Nearly two decades after its rocky safety initiative, Smith & Wesson is Chicago’s leading producer of crime guns. The company holds four spots among the 20 guns most frequently recovered by police — more than any other brand — and is the most popular manufacturer overall, with 624 total guns seized in 2014. It’s worth pointing out that Smith & Wesson is the country’s largest firearm manufacturer, which may account for the prevalence of its products among the city’s crime guns.
Ya think? More interesting:
The weapons of choice for gangs today are 9MM semiautomatic handguns, followed by .40 caliber and .45 caliber semiautomatics, says Thomas Ahern, an ATF senior agent based in Chicago. It makes sense then that those calibers account for about half of the crime guns recovered by police.

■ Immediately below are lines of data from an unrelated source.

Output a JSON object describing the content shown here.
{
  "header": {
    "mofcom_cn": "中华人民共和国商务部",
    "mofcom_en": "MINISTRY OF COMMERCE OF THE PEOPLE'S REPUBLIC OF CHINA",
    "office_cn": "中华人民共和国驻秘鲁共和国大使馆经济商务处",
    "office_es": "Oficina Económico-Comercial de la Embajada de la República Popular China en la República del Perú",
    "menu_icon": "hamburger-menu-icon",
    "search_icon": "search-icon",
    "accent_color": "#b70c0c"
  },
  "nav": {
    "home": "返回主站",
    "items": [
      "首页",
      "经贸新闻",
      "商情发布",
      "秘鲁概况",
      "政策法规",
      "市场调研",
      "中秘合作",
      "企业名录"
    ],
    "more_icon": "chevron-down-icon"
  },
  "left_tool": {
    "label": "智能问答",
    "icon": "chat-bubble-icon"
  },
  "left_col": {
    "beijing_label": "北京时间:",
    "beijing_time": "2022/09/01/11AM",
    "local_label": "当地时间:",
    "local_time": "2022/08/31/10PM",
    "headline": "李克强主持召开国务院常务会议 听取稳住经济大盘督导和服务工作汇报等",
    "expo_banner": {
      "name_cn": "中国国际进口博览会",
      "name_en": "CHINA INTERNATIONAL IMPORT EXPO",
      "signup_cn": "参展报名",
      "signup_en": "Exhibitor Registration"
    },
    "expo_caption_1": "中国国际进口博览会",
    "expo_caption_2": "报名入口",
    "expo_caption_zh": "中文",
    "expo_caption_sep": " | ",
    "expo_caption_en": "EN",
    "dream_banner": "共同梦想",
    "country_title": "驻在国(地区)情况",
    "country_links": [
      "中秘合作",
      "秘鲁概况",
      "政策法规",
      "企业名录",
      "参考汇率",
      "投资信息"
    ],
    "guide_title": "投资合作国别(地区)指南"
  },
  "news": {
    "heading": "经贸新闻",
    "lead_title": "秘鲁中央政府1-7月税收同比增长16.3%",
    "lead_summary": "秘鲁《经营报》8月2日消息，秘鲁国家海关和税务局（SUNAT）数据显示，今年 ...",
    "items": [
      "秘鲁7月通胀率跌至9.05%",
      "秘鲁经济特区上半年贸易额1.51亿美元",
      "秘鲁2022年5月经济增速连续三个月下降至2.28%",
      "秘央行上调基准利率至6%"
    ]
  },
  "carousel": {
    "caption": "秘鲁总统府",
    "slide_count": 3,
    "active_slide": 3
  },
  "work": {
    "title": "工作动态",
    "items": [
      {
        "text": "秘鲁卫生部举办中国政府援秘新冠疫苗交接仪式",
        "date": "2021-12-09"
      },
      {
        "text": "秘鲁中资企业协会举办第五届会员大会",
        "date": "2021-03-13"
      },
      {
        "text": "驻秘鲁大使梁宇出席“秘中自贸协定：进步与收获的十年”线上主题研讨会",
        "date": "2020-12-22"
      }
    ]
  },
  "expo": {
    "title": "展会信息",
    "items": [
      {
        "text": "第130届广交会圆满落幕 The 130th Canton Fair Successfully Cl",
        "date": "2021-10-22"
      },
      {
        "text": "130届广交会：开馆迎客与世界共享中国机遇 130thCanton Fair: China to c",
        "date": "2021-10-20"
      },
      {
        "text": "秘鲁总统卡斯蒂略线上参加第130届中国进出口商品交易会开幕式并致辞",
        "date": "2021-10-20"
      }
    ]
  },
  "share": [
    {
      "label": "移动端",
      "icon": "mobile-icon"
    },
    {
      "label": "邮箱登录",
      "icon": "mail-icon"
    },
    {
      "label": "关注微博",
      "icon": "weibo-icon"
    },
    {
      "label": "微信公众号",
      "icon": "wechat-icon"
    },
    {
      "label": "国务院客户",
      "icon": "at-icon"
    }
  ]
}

Until the 1980s, .38-caliber revolvers were the most popular crime guns, according to Cook. These revolvers were more reliable and cheaper than semiautomatic pistols of the era. But that changed as manufacturers began producing semiautomatics that were just as efficient and affordable as revolvers. What makes semiautomatics particularly appealing to gang members is that they generally have a higher capacity than revolvers, meaning they can fire more shots before it’s necessary to reload.
I find it interesting that 9mm, .40 and .45 make up such a small percentage of the “crime guns.” The Lorcin is a small .380 caliber pistol. The Raven’s a diminutive .25 caliber handgun. Both are fine for intimidation, which is probably just as important as capacity or accuracy in the gang bangers’ world. Both conceal easily. But neither is an ideal choice for anything other than bad breath distances.
[Duke University economist Philip] Cook’s research has shown that crime guns purchased by gang members tend to be an average of 12.6 years old.
I reckon .38 caliber revolvers are still a go-to gat thanks to their longevity (as above), simplicity and style. As I’ve said before, revolvers look more like a gun than semis do; they’re better for intimidation. Also, revolvers require less maintenance than semis. Which is another reason why gang bangers and GLOCKs –guns with a well-deserved rep for functioning without cleaning and lubrication — are a logical fit.
“A lot of gang members and criminals are settling for what they can get their hands on and afford,” says Duke’s Phillip Cook. But just because gang members can’t afford a Glock, that doesn’t mean they don’t want one. “Glock would probably be the weapon of choice for most of the gangs,” says the ATF’s Thomas Ahern. “They view Glocks as top of the line.”
Thank you Hollywood and rap. And again, thanks to The Trace for giving us insight into the world of Chicago “crime guns.” Here’s hoping they put as much work into researching defensive gun uses by law-abiding citizens. And then I woke up.